Institute for Economic Development
The University of Texas at San Antonio
Thomas Tunstall, Ph.D. is the senior research director at the Institute for Economic Development at the University of Texas at San Antonio. He is the principal investigator for numerous economic and community development studies, including the Eagle Ford Shale in South Texas and the Cline Shale in West Texas. He has published peer-reviewed articles on shale oil and gas, and has written op-ed articles on the topic for the Wall Street Journal. Dr. Tunstall authored and presented TED Talk dealing with the impact of unconventional oil and gas extraction on community development, and has been featured in radio appearances with Texas Public Radio, WOAI San Antonio, KURV McAllen, KUT Austin, KTSA San Antonio, KWEL Midland-Odessa, KTRH Houston. His career includes overseas workforce and economic development assignments in locations such as Azerbaijan, Afghanistan, Kenya and Zambia. He holds a Ph.D. in Political Economy, and an M.B.A. from the University of Texas at Dallas, as well as a B.B.A. from the University of Texas at Austin.

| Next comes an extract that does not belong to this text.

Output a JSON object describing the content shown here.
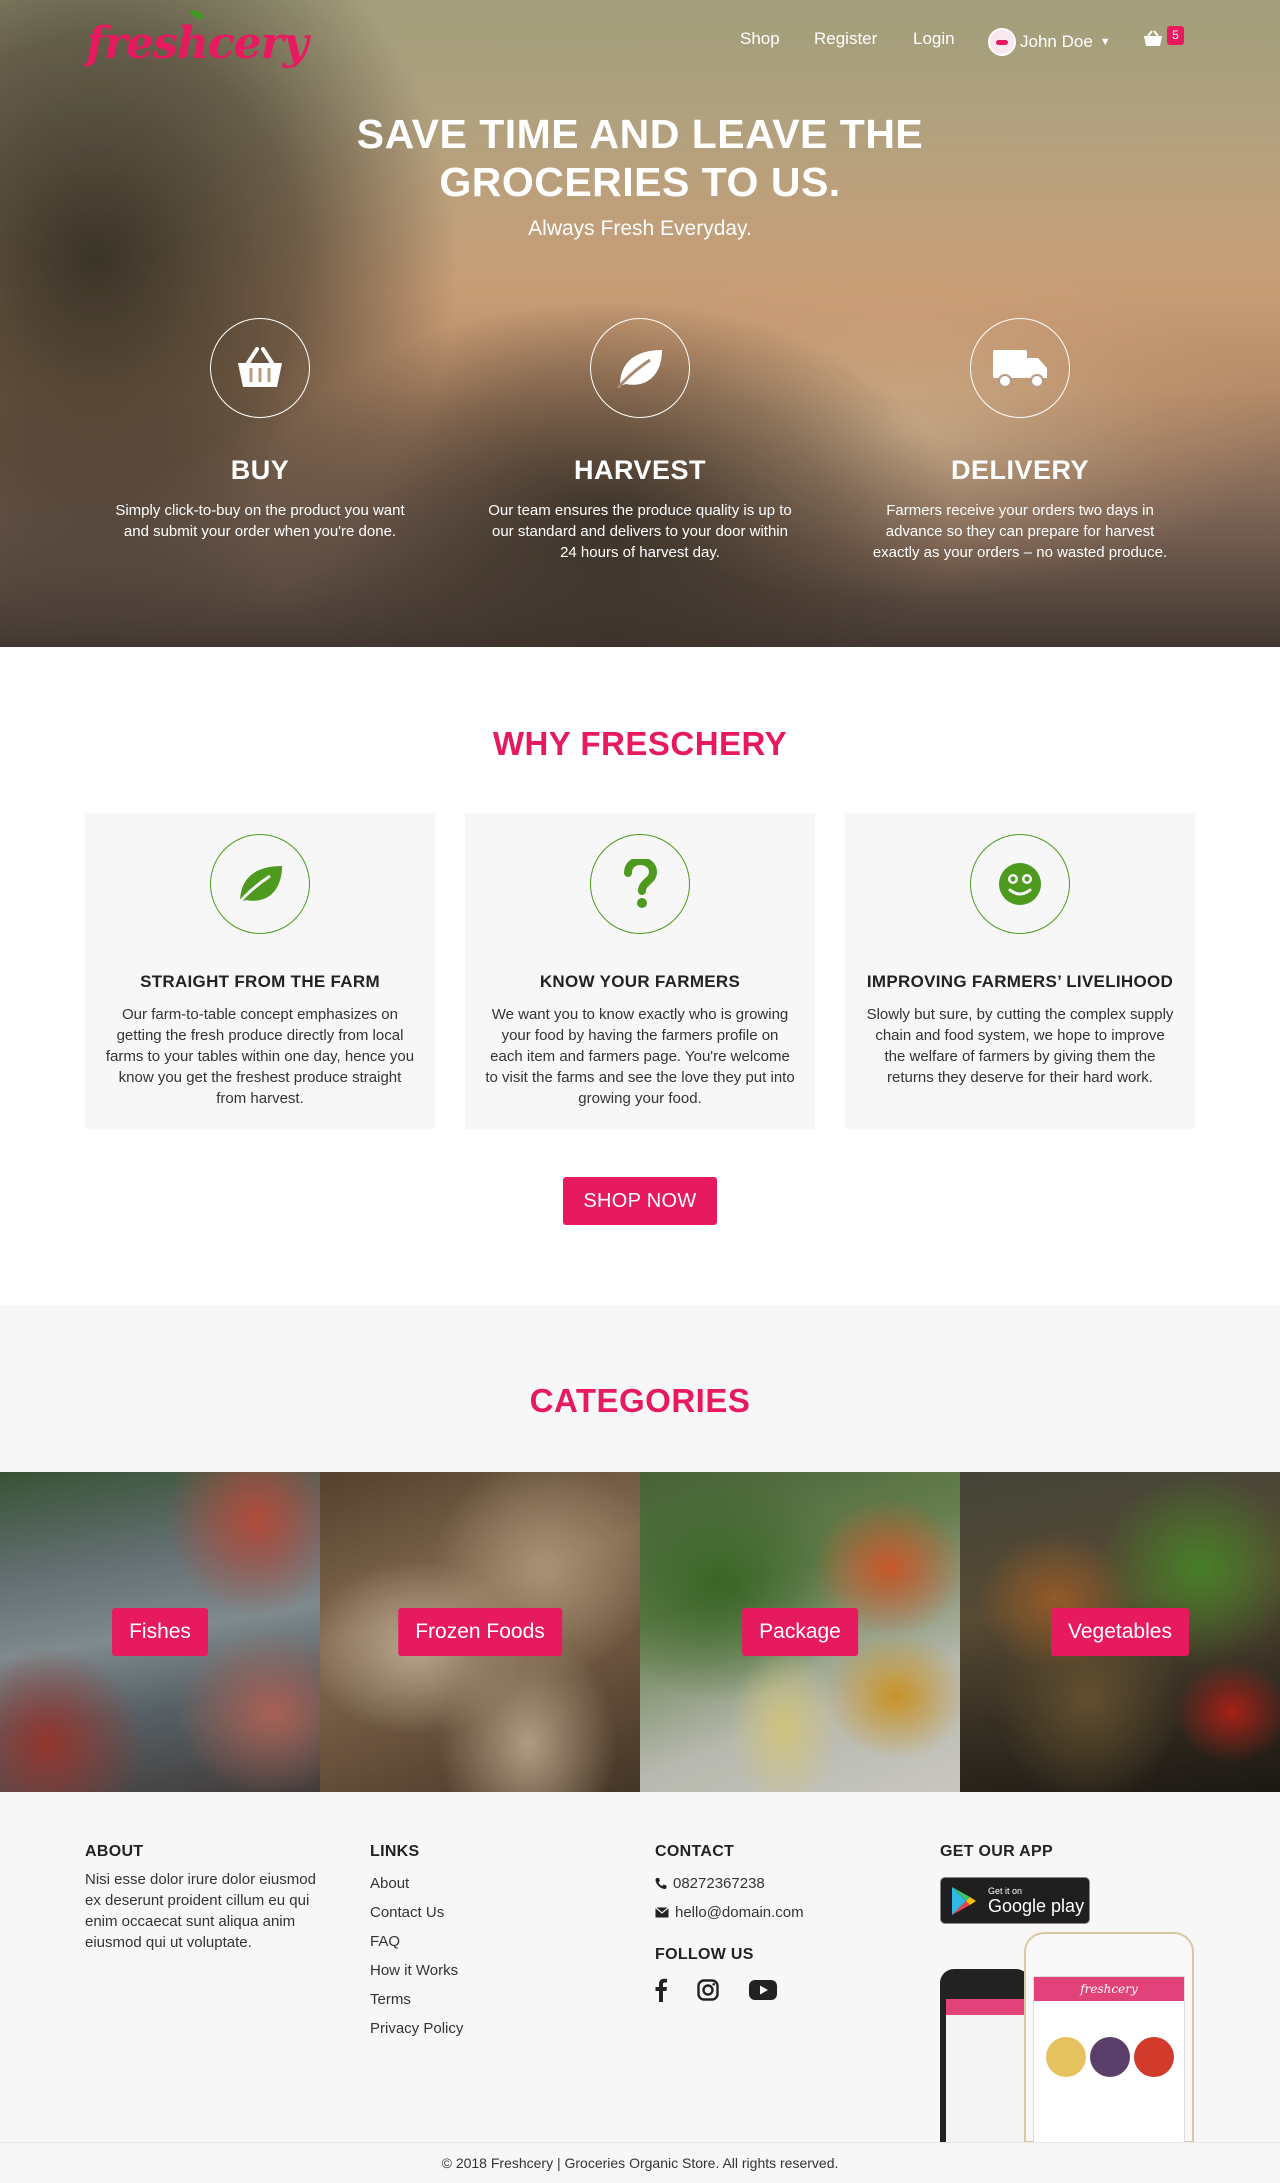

Jeanette Winn Moczygemba
Karnes City Independent School District
Jeanette Winn is a native of Edna, Texas. She earned her Bachelor of Science in Curriculum and Instruction from Texas A&M University and her Master of Education in Educational Administration from Southwest Texas State University, now Texas State University. She is currently in the dissertation stage of completing her Doctorate of Education degree at Lamar University.
Ms. Winn’s education experience began as an elementary and middle school teacher in Texas. She also taught junior high and high school math in Arkansas and South Carolina. After serving as a campus assistant principal in South Carolina for four years, Ms. Winn returned to Texas and joined the KCISD team as the Roger E. Sides Elementary Principal. She also served as the Karnes City Junior High Principal and the Karnes City High School Principal before being selected for the role of Superintendent in August, 2010.
Jeanette is married to Leo Moczygemba and has three sons. Chris and Anthony completed their master’s degrees and serve as professional counselors. Matthew is a graduate student at Texas State University.
Director, Oil and Gas Division
Railroad Commission of Texas
Lori Wrotenbery returned home to Texas in January 2015 to accept the position of director of the Oil and Gas Division of the Railroad Commission of Texas. In addition to various leadership roles at the Railroad Commission, her prior experience includes service as director of the Oil and Gas Division and later chief administrative officer of the Oklahoma Corporation Commission, chairman of the New Mexico Oil Conservation Commission, and director of the New Mexico Oil Conservation Division. She has represented Texas and other oil and gas producing states in the activities of various national associations, including terms as president of the Ground Water Protection Council, chairman of the Environment and Safety Committee of the Interstate Oil and Gas Compact Commission, and chairman of the board of STRONGER (State Review of Oil and Gas Environmental Regulations, Inc.).
Lori holds a B.A. in anthropology from Wellesley College, a B.S. in geology from the University of Texas, and a law degree from Harvard University.